Despite all the big numbers – the 8 Universities have calculated that they are worth a rather precise £12.2 billion ‘to the North’ with a turnover higher than the Premier League – nobody other than the Universities seems to have benefitted.
While the N8 claim to have generated a further 51,700 FTE jobs in other sectors of the economy as a result of buying microscopes, butties and stotties, the impact on generating highly skilled jobs or tech unicorns is less impressive.
Tech unicorns in N8 land are the nine companies created since 2010 which are worth over £1m (I had to re-read that a couple of times to check that there wasn’t a typo or a few missing zeros) – which implies that the other 570 companies created are either worthless, not worth talking about or have folded.
Rather than trumpeting this the N8 should be hanging their heads in shame. According to the report, research income of £1.26 billion a year, that’s £6.3 billion over 5 years, has generated maybe 20 million pounds worth of spin out companies giving a return on investment of 0.3% over five years – even assuming that the Universities own 100% of the companies which they don’t.
It is about time that someone addressed the issue of how the UK’s fantastically wealthy universities continue to increase tuition fees, while refusing to put any effort into benefitting anyone other than themselves – and the Chinese, Korean and Japanese companies who keep a close eye on UK science and spot the commercial opportunities and patent them first. Remember graphene?
It seems from this report that the N8 Universities are simply paying lip service to commercialisation while doing the bare minimum to avoid criticism. Putting the Teletubbies in charge of commercialising research would have been equally effective.

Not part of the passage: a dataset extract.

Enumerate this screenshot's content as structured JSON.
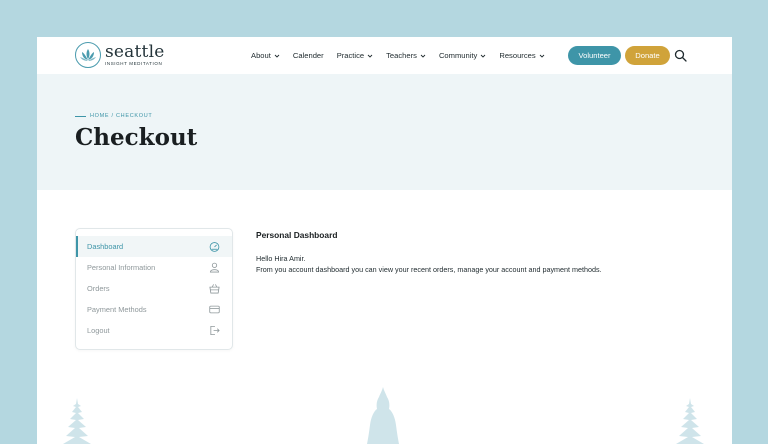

If the best brains in the country can only manage an annual ROI from their research measured in hundredths of a percent, then something is clearly amiss. Even more worrying is that they seem to think this a cause for celebration.